The House Rules Committee has announced that on Friday it will hold a hearing on the COVID-19 “rescue” bill.
This Committee is tasked with creating the instructions for how (and how long) legislation is debated on the House floor. Passage of the bill from the committee is expected.
After passage, the bill later Friday will be debated on the House floor, according to House Majority Leader Steny Hoyer (D-Md.). It is not clear when House lawmakers will vote on the bill, but more than likely that vote will occur on Friday. Passage is expected.
The legislation that the House Rules Committee will debate on Friday will include the tax provisions that the House Ways and Means Committee approved on February 11, 2021. There have been some technical changes to the bill so that it conforms to the tax code.
There has been one notable change regarding the tax credits for paid sick and family leave, which are included in the rescue package.
The tax credit can apply to employees who take off from work because they are “seeking or awaiting the results of a diagnostic test for, or a medical diagnosis of, COVID-19,” according to the legislative text. This activity did not qualify for the credit in prior bills.
The legislation is making its way through Congress under special protections called “reconciliation.” One of those protections is that the legislation can add $1.9 trillion to the deficit over ten years. However, currently it is “costing” $67 billion more than that figure.
Lawmaker must offset this cost by either modifying the spending or tax provisions that are in the bill or add tax increases to the legislation. Without adjustments, the rescue package losses its reconciliation protections, which is essential for passage in the Senate.
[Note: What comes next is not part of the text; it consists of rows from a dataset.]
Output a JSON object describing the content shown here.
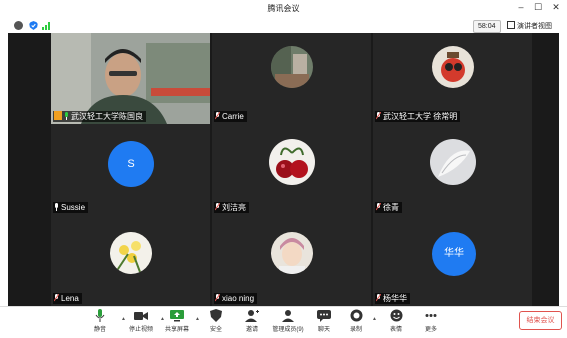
{
  "window": {
    "title": "腾讯会议"
  },
  "status": {
    "timer": "58:04",
    "speaker_view_label": "演讲者视图"
  },
  "participants": [
    {
      "name": "武汉轻工大学陈国良",
      "avatar": "camera-video",
      "speaking": true
    },
    {
      "name": "Carrie",
      "avatar": "photo-room",
      "muted": true
    },
    {
      "name": "武汉轻工大学 徐常明",
      "avatar": "photo-red-toy",
      "muted": true
    },
    {
      "name": "Sussie",
      "avatar": "initial",
      "initial": "S",
      "muted": false
    },
    {
      "name": "刘洁亮",
      "avatar": "photo-cherries",
      "muted": true
    },
    {
      "name": "徐青",
      "avatar": "photo-white-flower",
      "muted": true
    },
    {
      "name": "Lena",
      "avatar": "photo-yellow-flowers",
      "muted": true
    },
    {
      "name": "xiao ning",
      "avatar": "photo-girl",
      "muted": true
    },
    {
      "name": "杨华华",
      "avatar": "initial",
      "initial": "华华",
      "muted": true
    }
  ],
  "toolbar": {
    "items": [
      {
        "label": "静音",
        "icon": "microphone-icon"
      },
      {
        "label": "停止视频",
        "icon": "video-camera-icon"
      },
      {
        "label": "共享屏幕",
        "icon": "share-screen-icon"
      },
      {
        "label": "安全",
        "icon": "shield-icon"
      },
      {
        "label": "邀请",
        "icon": "invite-user-icon"
      },
      {
        "label": "管理成员(9)",
        "icon": "members-icon"
      },
      {
        "label": "聊天",
        "icon": "chat-icon"
      },
      {
        "label": "录制",
        "icon": "record-icon"
      },
      {
        "label": "表情",
        "icon": "emoji-icon"
      },
      {
        "label": "更多",
        "icon": "more-icon"
      }
    ],
    "end_label": "结束会议"
  },
  "colors": {
    "accent": "#1f7bf2",
    "danger": "#e0534e",
    "speaking": "#2ecc40",
    "stage": "#1a1a1a"
  }
}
Under reconciliation protections, Senate passage requires a simple majority of support. Without these protections, the rescue package would need 60 votes, which would require all Senate Democrats and ten Senate Republicans to support the bill. It is highly unlikely that ten Senate Republicans will vote for the rescue plan.
Below are some of the provisions that the House Ways and Means Committee approved for the rescue plan:
- A $1,400 refundable tax credit for each family member, which shall be paid out in advance payments. The credit phases out between $75,000 and $100,00 of adjusted gross income ($112,500 and $150,000 for head of household filers and $150,000 and $200,000 for joint filers) based on information on 2019 or 2020 tax returns. Extending the Employee Retention Credit from July 1, 2021, to January 1, 2022.
- Extending temporary federal unemployment and benefits through August 29, 2021, and increasing the weekly enhanced benefit from $300 to $400.
- Expanding the Child Tax Credit to $3,000 per child 17 years old and under ($3,600 for children under 6) and makes it fully refundable and advanceable.
- Expanding the Child and Dependent Tax Credit to allow families to claim up to half of their childcare expenses.
- Enhancing the Earned Income Tax Credit for workers without children by nearly tripling the maximum credit and extending eligibility.
- Reducing health care premiums for low- and middle-income families by increasing the Affordable Care Act’s (ACA) premium tax credits for 2021 and 2022.
- Excluding amounts received from the Administrator of the Small Business Administration in the form of a Restaurant Revitalization Grant from gross income.
The House Ways and Means Committee’s section-by-section summary of its provisions can be found here.